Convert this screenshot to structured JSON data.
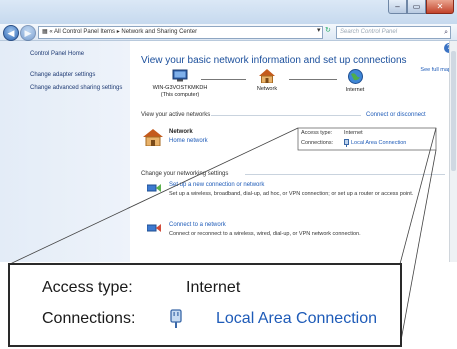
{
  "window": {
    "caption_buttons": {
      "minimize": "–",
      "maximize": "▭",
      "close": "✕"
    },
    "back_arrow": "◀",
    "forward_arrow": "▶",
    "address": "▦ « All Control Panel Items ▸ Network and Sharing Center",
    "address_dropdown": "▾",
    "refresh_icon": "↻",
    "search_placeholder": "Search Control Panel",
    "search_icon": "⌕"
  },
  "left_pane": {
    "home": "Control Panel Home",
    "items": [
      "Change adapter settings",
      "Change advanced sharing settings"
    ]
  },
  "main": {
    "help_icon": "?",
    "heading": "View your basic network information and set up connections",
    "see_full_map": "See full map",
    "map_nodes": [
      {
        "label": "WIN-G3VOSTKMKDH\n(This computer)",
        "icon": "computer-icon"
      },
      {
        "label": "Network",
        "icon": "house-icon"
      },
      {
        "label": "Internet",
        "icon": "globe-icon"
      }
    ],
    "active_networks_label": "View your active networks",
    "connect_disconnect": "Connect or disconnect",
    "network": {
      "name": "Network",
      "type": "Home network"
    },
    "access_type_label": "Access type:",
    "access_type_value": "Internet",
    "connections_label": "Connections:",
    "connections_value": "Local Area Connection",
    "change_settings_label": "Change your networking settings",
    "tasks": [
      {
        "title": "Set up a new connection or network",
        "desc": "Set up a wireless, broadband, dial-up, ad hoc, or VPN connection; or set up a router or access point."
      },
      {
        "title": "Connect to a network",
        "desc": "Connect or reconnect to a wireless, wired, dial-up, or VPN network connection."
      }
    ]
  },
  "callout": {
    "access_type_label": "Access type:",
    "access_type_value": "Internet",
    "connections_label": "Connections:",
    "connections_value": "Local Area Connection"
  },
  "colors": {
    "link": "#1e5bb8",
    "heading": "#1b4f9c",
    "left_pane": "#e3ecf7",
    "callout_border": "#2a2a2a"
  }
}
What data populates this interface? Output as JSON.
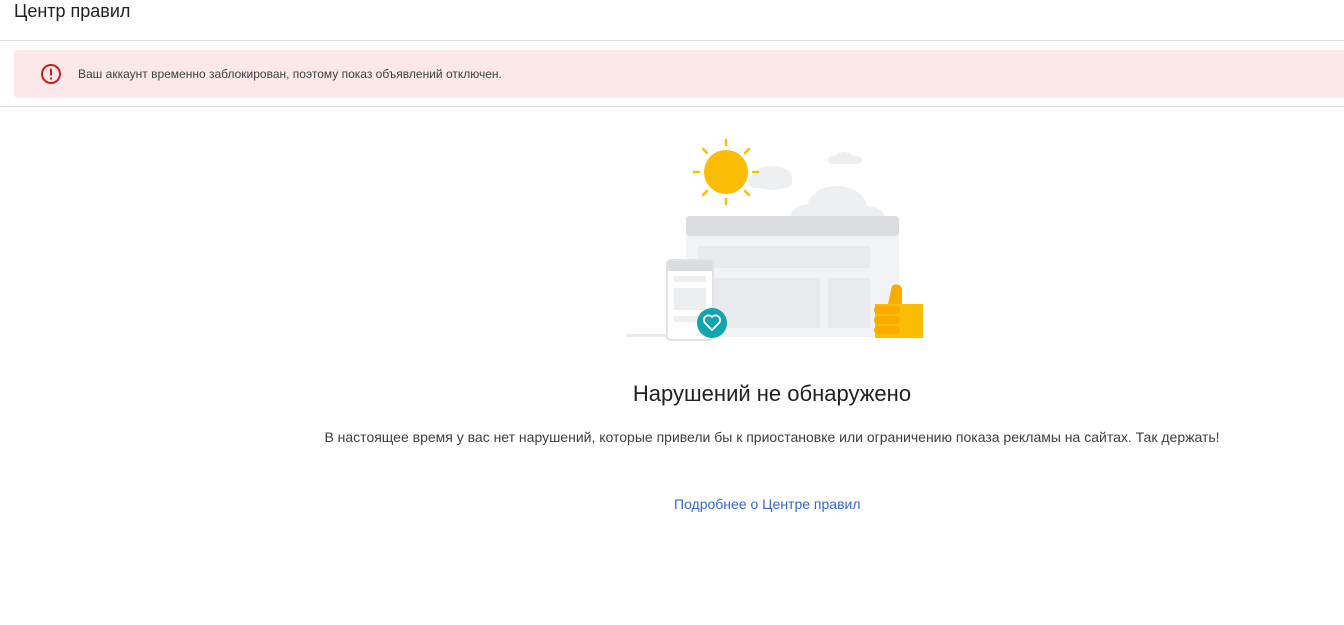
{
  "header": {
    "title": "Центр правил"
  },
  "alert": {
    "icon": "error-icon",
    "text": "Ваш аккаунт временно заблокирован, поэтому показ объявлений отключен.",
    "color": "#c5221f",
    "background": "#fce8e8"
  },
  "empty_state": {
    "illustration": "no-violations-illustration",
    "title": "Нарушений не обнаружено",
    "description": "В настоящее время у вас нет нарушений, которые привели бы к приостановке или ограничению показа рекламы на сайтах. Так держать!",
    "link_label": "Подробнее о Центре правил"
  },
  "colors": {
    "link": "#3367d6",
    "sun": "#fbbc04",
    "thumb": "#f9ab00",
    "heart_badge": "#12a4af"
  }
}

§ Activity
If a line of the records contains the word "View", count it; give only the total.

§ Exercise solution
2